Andy Smith
MIne-action specialist

Manual demining tools

The AVS "MIT profile" probe


This tool is based on the common demining probe or "prodder". Many hundreds are currently in use.

With a 40cm long blade in front of the handle, the shaft is  malleable stainless steel that has been reduced in one plane. This makes the tool blade almost oval in cross-section. A demining research group at MIT observed that ground friction could be significantly reduced using a probe with this cross-section and twisting it while inserting it.

Since a deminer is usually required to probe to a depth which ground-friction denies, any reduction in friction is most welcome. If the tool is rotated through 360º when inserted as far as possible, it can then be pushed further without extra force. How much further it can then be pushed depends entirely on the composition of the soil.

The 40cm blade length obliges a kneeling/squatting deminer to approach the target area from a low angle. The tool is designed to be used with a steady forward push by one hand in soft ground. The forward movement is followed by a rotating action to reduce friction, then a further forward push moves the tip deeper into the soil.

The handle is made of non-shattering polyethylene. The user’s hand is protected by a pliant and washable ballistic aramid hand-guard. The guard does not prevent the use of a second hand to hold the blade, but is intended to discourage it. It weighs around 0.4Kg (12oz).

The tool stayed in one piece when placed on top of a mine in tests. The blade curved gracefully. Variations have been used in more than 25 actual accidents, and have always bent as designed.

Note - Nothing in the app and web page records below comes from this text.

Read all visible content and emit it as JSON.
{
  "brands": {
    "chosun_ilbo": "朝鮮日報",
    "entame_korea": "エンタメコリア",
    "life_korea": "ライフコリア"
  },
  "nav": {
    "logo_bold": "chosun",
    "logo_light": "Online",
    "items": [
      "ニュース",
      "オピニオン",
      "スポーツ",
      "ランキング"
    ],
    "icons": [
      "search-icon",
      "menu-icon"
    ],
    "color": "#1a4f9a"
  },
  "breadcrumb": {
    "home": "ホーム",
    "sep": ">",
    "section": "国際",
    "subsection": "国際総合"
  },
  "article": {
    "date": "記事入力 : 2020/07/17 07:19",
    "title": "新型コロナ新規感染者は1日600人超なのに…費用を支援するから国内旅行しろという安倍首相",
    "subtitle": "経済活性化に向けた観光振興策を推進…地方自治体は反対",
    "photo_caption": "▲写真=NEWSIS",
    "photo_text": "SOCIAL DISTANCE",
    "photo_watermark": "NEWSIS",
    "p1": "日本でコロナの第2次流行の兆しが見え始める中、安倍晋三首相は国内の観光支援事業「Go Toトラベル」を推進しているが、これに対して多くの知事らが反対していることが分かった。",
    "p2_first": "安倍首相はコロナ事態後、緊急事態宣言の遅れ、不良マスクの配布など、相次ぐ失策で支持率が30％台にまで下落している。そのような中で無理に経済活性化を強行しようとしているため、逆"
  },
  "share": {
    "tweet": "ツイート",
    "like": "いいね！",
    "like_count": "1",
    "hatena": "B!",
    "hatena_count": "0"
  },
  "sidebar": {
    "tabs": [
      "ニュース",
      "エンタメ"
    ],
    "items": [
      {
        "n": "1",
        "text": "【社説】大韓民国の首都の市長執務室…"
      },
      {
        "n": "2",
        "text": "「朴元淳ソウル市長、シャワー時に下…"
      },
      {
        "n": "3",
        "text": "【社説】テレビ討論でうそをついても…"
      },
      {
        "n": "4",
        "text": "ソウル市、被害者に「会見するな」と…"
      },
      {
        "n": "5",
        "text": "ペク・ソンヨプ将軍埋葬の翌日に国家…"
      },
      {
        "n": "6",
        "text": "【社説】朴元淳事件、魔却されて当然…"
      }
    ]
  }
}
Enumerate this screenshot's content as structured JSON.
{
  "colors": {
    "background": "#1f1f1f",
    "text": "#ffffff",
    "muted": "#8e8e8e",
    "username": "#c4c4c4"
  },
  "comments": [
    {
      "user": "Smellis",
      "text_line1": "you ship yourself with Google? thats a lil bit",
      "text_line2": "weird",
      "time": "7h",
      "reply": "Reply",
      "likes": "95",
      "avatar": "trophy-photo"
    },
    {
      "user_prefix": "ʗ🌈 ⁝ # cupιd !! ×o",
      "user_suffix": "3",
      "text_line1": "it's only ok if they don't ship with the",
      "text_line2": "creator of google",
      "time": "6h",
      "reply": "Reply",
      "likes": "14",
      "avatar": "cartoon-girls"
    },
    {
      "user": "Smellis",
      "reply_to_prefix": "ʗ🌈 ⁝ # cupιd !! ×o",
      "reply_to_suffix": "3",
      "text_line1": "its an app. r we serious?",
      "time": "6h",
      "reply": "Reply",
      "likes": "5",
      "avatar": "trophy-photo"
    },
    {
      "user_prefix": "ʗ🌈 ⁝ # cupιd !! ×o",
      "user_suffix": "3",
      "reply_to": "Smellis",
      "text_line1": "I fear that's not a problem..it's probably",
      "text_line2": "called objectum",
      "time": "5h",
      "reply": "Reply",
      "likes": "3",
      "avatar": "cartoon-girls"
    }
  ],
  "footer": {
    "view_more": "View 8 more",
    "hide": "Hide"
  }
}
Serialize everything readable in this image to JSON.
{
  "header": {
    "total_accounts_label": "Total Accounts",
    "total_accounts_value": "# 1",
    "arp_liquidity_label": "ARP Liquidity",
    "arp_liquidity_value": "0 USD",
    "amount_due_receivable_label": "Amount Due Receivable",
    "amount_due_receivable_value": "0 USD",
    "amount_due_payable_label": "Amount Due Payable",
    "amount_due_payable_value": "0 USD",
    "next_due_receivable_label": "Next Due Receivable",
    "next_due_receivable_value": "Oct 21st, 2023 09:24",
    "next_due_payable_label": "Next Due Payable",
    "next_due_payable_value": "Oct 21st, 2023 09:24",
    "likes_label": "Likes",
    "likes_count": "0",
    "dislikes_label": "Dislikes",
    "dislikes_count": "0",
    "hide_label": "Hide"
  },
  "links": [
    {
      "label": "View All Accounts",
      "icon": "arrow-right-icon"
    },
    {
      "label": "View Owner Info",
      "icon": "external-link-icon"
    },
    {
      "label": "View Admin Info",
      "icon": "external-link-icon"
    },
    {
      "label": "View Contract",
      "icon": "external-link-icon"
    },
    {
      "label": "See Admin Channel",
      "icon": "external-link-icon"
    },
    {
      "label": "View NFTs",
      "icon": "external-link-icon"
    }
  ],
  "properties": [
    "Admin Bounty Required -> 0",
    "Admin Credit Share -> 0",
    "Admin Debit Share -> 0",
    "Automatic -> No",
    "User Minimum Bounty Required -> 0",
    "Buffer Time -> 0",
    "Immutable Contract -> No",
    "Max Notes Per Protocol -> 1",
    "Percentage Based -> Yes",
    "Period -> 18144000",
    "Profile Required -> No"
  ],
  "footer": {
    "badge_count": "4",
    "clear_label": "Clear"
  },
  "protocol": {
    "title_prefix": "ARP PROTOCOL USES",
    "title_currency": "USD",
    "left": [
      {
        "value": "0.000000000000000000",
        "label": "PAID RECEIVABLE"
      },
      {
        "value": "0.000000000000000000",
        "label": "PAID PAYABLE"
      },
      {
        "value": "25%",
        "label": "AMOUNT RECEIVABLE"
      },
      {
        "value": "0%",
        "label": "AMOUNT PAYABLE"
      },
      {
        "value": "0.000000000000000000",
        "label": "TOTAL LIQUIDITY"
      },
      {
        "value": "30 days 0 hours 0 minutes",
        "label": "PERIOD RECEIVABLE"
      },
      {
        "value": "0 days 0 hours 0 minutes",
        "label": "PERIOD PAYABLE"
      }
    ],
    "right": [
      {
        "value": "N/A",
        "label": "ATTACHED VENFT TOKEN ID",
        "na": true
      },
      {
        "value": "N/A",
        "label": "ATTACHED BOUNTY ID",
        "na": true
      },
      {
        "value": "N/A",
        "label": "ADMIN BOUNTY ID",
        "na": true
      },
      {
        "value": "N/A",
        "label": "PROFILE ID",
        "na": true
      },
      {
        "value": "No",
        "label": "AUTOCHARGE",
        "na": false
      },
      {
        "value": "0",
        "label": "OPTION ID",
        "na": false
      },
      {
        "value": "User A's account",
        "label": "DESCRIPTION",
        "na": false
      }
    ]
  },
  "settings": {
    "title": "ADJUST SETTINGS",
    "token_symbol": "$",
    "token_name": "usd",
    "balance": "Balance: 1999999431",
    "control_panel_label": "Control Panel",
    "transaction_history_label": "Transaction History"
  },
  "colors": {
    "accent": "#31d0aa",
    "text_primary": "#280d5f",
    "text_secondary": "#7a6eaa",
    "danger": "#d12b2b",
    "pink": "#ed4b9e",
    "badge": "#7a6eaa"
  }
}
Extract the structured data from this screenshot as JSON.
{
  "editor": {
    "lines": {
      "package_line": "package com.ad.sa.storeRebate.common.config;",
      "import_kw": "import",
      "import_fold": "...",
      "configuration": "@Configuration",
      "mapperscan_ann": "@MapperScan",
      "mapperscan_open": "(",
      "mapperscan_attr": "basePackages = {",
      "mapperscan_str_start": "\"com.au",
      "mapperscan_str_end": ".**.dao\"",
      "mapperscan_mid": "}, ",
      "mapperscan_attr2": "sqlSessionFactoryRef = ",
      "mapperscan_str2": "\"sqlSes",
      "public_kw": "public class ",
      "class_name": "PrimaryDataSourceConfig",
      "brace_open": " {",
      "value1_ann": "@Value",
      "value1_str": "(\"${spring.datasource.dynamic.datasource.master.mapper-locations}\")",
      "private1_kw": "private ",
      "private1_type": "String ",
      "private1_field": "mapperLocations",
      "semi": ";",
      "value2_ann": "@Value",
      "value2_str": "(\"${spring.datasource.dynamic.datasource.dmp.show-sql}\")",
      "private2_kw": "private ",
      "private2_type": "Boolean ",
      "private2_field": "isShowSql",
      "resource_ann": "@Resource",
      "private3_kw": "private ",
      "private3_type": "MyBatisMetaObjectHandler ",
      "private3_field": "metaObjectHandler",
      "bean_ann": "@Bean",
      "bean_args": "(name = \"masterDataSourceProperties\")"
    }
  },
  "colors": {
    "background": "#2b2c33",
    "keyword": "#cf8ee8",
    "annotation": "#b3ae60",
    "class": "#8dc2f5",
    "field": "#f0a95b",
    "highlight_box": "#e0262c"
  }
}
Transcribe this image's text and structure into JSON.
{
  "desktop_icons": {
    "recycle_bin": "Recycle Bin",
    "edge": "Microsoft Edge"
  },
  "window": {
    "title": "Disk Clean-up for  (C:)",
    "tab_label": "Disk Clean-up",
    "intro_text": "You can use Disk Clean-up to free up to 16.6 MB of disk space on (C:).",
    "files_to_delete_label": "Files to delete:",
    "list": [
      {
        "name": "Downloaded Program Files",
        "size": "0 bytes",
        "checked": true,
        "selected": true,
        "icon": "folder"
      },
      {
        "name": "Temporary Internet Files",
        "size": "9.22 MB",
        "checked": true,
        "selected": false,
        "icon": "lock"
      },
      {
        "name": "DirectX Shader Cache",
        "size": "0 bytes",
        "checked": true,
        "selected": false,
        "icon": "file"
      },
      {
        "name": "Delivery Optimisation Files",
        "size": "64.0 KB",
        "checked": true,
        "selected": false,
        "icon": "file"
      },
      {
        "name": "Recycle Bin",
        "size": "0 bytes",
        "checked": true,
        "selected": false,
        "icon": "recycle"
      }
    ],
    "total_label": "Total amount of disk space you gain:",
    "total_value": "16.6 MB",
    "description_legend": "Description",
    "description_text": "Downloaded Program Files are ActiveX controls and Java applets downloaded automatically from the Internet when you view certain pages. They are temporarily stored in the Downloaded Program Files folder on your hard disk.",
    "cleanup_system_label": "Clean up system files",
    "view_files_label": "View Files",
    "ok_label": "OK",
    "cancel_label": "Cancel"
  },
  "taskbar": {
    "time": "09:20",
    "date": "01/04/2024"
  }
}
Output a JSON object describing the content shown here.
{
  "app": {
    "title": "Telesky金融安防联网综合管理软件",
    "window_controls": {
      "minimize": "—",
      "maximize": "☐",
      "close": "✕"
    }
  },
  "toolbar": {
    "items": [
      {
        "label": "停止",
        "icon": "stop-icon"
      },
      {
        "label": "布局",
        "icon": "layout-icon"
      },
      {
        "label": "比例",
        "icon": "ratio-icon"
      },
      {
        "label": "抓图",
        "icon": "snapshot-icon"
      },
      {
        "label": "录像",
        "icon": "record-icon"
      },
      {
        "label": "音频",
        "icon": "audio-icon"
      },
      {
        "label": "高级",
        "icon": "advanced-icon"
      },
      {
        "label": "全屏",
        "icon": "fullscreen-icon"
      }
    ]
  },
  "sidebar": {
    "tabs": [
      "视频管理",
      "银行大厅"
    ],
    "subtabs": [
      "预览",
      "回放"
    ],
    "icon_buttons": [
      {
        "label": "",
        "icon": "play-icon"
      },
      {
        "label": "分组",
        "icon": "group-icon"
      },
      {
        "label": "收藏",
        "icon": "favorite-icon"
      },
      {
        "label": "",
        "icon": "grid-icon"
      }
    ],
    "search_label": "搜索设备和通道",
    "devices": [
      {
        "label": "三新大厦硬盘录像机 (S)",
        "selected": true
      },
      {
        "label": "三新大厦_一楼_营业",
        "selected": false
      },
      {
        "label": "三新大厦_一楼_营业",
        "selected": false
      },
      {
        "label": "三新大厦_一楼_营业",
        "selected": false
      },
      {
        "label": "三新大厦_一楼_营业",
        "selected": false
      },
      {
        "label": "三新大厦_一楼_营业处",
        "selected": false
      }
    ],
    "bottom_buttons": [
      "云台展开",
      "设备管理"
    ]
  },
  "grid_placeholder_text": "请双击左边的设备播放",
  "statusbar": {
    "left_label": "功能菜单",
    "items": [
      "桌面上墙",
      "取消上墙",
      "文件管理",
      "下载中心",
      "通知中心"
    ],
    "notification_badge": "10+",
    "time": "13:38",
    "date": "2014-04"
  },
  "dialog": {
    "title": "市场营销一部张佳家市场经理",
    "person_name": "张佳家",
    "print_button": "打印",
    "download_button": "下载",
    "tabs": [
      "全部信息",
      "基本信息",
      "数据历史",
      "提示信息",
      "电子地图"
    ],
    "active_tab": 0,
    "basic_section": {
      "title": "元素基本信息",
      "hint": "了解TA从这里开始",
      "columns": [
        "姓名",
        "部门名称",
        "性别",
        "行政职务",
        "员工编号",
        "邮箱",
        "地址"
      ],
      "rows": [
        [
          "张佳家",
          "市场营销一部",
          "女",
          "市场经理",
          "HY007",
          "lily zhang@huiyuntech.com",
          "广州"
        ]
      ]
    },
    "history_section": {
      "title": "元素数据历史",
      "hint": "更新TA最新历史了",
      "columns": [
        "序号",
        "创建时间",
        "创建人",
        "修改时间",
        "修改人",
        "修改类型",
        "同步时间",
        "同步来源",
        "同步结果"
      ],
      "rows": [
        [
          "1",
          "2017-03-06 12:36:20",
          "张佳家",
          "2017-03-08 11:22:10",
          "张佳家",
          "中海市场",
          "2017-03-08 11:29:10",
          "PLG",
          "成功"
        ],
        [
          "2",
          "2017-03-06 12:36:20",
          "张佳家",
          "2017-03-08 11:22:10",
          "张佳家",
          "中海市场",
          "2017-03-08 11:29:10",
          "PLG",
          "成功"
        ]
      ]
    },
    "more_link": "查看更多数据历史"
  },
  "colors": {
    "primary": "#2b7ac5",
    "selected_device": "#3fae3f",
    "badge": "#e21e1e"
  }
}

As well as having been supplied to military users in South America and Europe, this tool is known to have been used in Vietnam, Angola, Mozambique, Sri Lanka, Tajikistan, Afghanistan, Lebanon and Sudan.